Australia's currency may weaken for a seventh day, its longest losing stretch in almost two years, as the prices of commodities the country exports such as gold and oil declined.
The Australian dollar traded at 91.89 U.S. cents as of 4:55 p.m. in Sydney from 91.85 cents late in Asia yesterday. It earlier reached 91.33 cents, the lowest since April 4. The currency, known as the Aussie, climbed to 99.63 yen from 99.07 yen yesterday when it slid 1.8 percent, the most since March.

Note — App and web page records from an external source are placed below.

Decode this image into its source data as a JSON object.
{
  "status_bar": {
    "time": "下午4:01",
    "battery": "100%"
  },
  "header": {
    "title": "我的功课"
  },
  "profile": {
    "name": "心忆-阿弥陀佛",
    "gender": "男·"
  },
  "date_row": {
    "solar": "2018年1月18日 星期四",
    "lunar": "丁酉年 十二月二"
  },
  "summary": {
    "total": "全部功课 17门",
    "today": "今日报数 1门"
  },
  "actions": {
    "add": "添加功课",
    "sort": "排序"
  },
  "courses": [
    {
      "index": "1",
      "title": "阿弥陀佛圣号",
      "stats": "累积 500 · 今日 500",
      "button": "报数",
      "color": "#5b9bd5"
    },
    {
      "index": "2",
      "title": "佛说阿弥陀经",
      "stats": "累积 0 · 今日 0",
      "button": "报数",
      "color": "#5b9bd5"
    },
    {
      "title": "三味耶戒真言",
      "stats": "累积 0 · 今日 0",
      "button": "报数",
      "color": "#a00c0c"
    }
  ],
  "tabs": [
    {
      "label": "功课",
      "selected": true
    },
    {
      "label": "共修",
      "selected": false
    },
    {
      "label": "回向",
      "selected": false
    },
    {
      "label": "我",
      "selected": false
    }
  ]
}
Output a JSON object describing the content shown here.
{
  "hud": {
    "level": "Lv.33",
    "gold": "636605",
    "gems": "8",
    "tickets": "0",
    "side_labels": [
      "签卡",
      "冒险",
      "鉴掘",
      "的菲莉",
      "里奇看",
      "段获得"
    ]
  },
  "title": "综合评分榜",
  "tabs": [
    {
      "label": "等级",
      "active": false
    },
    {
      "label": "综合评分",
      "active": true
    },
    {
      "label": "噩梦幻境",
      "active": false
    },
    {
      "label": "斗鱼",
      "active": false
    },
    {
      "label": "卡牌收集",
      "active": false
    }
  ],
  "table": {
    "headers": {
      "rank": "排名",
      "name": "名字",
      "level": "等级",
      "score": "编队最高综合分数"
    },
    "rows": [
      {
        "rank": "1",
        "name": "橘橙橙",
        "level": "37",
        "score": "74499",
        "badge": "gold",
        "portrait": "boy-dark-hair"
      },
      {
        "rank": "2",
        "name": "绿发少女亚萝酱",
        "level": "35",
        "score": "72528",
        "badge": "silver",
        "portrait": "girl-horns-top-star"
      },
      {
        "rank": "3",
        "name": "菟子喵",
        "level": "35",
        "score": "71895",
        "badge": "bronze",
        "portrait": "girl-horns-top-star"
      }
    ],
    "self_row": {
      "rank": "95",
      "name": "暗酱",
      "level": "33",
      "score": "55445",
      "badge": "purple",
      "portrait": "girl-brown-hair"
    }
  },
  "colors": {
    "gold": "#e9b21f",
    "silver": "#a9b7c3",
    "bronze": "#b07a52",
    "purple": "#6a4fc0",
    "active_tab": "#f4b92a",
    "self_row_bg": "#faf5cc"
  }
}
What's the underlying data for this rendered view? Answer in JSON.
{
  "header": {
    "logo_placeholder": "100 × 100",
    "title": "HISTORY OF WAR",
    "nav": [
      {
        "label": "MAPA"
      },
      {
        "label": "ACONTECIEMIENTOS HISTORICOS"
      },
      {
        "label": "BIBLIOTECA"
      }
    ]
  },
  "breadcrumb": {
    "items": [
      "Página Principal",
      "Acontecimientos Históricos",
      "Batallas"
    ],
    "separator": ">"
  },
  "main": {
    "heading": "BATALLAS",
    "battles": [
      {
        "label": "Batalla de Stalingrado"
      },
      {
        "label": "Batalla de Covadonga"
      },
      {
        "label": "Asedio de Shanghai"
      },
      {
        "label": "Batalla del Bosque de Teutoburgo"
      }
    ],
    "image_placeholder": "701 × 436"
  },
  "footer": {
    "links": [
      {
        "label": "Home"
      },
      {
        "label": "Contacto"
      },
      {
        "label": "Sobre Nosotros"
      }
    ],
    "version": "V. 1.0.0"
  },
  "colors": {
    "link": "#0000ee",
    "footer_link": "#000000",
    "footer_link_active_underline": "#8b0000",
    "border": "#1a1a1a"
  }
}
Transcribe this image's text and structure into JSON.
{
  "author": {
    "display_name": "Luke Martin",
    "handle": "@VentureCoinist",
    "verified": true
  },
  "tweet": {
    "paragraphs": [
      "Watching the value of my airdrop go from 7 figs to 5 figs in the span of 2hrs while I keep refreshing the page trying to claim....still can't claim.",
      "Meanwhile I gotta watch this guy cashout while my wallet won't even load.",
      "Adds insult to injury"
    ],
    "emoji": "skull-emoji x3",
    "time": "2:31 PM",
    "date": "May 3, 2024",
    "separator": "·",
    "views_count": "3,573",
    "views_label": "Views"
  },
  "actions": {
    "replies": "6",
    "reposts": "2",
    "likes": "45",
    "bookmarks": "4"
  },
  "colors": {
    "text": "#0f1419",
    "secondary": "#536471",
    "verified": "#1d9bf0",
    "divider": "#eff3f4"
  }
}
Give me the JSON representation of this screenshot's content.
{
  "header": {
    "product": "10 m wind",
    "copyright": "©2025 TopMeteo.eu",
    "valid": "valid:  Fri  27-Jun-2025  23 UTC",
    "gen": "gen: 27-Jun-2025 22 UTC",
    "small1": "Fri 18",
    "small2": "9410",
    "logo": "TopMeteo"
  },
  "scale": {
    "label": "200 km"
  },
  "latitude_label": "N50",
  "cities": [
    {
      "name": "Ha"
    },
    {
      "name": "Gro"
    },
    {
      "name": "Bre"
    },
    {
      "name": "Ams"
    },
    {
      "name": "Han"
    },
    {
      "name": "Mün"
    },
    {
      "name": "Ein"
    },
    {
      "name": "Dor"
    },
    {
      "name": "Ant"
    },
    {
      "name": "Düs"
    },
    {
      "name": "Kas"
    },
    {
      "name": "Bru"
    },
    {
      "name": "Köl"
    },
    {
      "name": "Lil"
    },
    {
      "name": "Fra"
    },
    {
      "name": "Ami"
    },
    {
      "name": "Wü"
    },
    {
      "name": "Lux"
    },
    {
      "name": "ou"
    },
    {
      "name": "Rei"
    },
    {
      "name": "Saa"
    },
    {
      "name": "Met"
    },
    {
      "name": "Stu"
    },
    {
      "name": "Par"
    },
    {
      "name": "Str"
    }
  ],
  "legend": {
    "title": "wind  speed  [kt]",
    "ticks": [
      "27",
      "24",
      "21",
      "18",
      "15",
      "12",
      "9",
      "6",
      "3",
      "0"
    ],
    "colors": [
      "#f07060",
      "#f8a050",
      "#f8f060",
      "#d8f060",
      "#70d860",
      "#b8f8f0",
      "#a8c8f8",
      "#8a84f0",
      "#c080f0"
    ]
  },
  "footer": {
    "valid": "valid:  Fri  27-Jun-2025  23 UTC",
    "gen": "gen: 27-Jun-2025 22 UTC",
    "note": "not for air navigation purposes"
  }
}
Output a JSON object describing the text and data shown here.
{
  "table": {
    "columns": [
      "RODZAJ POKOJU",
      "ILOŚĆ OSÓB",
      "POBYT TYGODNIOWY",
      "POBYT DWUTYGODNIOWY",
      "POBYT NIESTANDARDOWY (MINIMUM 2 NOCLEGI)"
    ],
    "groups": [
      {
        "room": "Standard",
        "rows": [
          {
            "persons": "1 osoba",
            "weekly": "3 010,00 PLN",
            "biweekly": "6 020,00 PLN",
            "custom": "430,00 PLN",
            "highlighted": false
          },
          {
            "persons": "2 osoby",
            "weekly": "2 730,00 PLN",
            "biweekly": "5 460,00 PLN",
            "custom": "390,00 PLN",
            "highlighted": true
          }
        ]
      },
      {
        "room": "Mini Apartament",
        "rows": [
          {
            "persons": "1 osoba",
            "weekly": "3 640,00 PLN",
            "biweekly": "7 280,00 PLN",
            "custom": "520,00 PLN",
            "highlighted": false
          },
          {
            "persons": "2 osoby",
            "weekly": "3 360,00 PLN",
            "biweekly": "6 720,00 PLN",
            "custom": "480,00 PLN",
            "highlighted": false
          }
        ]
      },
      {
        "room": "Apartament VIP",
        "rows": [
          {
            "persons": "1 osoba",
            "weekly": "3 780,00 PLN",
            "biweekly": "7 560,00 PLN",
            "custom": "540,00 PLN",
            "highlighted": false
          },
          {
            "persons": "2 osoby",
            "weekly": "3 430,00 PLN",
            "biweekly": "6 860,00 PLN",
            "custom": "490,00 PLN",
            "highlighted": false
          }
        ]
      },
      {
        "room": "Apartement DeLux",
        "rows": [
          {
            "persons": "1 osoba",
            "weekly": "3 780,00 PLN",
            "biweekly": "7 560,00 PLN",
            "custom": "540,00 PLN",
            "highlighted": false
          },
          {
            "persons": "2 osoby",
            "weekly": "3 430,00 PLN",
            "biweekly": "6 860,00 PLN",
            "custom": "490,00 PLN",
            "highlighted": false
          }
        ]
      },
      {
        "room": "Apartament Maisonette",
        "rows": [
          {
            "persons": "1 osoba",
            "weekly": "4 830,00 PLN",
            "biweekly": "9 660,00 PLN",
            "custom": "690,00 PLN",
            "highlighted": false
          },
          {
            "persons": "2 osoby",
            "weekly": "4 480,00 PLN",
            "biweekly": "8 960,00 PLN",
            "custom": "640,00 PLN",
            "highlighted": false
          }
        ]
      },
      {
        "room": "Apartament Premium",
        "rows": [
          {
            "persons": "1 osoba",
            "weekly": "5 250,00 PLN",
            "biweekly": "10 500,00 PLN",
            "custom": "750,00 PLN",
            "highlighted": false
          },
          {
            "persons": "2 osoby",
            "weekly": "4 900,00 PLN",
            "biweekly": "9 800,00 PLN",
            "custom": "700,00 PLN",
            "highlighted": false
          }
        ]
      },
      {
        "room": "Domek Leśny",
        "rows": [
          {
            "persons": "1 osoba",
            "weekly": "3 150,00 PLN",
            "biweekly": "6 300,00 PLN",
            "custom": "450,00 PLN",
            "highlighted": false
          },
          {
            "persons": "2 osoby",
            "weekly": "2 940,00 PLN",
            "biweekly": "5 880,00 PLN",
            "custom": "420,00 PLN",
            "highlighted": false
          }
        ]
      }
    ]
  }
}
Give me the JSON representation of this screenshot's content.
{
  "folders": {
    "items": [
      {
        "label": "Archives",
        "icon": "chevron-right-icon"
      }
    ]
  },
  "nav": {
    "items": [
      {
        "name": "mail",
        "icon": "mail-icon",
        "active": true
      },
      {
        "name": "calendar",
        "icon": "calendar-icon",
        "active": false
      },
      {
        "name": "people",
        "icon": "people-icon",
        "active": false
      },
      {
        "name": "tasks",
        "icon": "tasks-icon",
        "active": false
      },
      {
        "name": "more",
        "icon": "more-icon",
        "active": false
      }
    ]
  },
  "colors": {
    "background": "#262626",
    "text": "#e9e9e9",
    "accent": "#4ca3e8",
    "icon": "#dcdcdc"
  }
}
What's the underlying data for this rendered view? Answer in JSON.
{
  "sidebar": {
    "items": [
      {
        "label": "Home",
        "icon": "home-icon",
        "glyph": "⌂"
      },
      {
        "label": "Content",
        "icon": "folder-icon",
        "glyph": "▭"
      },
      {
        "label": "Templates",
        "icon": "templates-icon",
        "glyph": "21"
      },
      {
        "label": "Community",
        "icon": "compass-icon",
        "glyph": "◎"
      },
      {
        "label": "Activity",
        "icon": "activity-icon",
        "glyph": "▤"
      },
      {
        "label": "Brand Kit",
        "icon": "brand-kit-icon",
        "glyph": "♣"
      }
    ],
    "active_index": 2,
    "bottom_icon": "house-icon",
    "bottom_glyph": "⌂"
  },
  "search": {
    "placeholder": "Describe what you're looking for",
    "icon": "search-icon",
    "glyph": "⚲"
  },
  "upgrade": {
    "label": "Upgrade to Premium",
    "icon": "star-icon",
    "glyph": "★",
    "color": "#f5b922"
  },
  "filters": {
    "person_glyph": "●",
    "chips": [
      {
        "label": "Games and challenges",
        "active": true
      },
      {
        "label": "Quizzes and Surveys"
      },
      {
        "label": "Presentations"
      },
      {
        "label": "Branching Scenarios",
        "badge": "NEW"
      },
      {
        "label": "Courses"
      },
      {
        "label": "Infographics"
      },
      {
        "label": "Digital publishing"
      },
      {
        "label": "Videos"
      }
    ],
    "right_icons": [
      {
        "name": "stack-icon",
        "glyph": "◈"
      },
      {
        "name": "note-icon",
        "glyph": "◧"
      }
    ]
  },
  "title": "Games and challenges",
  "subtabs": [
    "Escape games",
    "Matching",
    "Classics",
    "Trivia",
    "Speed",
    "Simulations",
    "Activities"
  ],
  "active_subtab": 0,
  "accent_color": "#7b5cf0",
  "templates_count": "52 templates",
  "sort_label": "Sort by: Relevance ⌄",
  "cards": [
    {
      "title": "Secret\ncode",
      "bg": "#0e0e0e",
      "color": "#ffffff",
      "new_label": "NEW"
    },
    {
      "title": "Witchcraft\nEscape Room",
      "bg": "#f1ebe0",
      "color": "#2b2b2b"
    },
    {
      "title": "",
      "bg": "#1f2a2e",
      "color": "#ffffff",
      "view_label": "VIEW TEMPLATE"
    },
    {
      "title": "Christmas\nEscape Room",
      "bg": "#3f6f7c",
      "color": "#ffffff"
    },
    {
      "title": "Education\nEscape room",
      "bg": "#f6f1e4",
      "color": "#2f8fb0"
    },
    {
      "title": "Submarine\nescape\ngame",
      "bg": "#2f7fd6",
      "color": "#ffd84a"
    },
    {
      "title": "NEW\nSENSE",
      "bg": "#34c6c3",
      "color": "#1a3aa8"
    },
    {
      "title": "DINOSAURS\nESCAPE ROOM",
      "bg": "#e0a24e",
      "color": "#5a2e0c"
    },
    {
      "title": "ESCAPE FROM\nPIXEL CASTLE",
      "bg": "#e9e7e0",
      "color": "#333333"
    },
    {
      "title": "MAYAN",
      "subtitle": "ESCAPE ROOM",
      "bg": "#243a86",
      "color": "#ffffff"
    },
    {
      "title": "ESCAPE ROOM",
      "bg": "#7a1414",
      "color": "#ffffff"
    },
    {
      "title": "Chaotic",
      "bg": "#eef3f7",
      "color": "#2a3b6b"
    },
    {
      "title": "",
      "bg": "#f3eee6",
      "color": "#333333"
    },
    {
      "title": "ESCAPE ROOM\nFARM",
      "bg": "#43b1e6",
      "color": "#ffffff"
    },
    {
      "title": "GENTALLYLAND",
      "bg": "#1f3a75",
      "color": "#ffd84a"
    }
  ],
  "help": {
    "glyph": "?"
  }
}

Australia's currency extended its decline in the past week to 2.5 percent, the worst performance among the 16 most-active currencies versus the U.S. dollar, as the difference in yield between local two-year bonds and similar-dated U.S. debt shrank to 3.44 percentage points, the narrowest since Dec. 7.
RBA Governor Glenn Stevens said yesterday that inflation may slow, allowing for a ``less restrictive stance'' on interest rates. The central bank left its benchmark interest rate unchanged at 7.25 percent, which compares with 8 percent in New Zealand, 2 percent in the U.S. and 0.5 percent in Japan.
The Australian dollar also weakened as prices slid for gold and crude oil, the nation's third and fourth most-valuable raw material exports. Gold dropped below $900 an ounce and crude oil fell below $119 a barrel to its lowest in three months. Commodity exports contribute 17 percent to the nation's $1 trillion economy.